According to Retired Navy Capt. Jim Fanell, a former Pacific Fleet intelligence director, the DF-ZF reflects China’s commitment to develop weapons that could undermine U.S. missile defenses. “The threat of hypersonic missile attack not only impacts conventional warfare scenarios like we are seeing develop in the South and East China Sea, but it also puts US nuclear defense strategies at risk as well,” Fanell said.
Following the collapse of the Soviet Union in 1991, the newly created Russian Federation inherited worn out Cold War-era jets in dire need of an upgrade. The overhaul wouldn’t be easy in the wake of a crippled economy, social unrest, and massive corruption at every level. But like a modern-day Phoenix, the Russian Air Force rose from the ashes with a former KGB officer-turned-dictator riding bareback and hellbent on making Russia great again by any means necessary.
Russian pilots have plenty of swagger these days thanks to a well-funded, home-grown military infrastructure. Leading the charge is the Su-57, a technologically advanced, multi-role fifth-generation fighter with all the bells and whistles of its competitors. This Russian bear can also can do tricks. The Su-35 gives Moscow another top-notch performer that combines the agility and versatility of the trusted Su-27 Flanker platform with new and improved avionics.
In short, recent operations in Ukraine, Chechnya, and Syria — as well as being frequent, uninvited guests in airspace around the world — sends a loud and clear signal that President Vladimir Putin is no longer content with just saber-rattling.
1. United States
The United States Air Force (USAF) exemplifies the old adage, “strength in numbers.” The same goes for “size matters.” To wit: Uncle Sam stocks more military aircraft than China, Russia, India, UK, Germany, Japan, and France COMBINED. Moreover, a joined U.S. Navy and Marine Corps create the world’s second-largest air force, making America the undisputed heavyweight champion of the skies.
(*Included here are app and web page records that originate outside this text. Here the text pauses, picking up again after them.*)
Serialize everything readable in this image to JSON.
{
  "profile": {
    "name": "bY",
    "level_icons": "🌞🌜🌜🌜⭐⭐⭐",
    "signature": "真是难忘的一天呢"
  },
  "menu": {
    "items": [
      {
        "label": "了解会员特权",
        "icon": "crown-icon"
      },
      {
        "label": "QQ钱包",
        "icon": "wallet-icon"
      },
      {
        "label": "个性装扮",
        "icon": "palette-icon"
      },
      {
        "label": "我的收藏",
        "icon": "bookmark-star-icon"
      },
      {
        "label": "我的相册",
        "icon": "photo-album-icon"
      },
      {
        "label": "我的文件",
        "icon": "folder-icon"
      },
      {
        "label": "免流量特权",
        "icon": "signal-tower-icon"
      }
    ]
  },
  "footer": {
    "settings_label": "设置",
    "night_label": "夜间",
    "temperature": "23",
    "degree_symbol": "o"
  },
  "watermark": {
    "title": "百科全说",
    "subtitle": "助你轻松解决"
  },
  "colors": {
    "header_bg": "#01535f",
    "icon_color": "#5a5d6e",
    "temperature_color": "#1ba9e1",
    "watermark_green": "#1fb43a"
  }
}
Formerly known as the United States Army Air Force, the USAF became an independent branch of the U.S. military under the administration of President “Give ‘em Hell, Harry” Truman on September 11, 1947. American aircraft are strategically located throughout the country and in U.S. territories on 59 active bases,10 joint bases, and can also be found on foreign soil installations from the United Kingdom to South Korea.
While the USAF boasts a sophisticated, fulsome inventory covering all aspects of aerial combat, the F-22 Raptor receives top billing. Just how powerful is this bird of prey? U.S. law prohibits the F-22 from being exported overseas. ’Nuff said.
At the risk of nit-picking, the USAF motto (“Aim High, Fly-Fight-Win”) is a bit clunky and uninspired compared to other military branches. However, the air service atones itself by managing two legs of the U.S. nuclear triad that includes racks of intercontinental ballistic missiles and the entire strategic bomber force.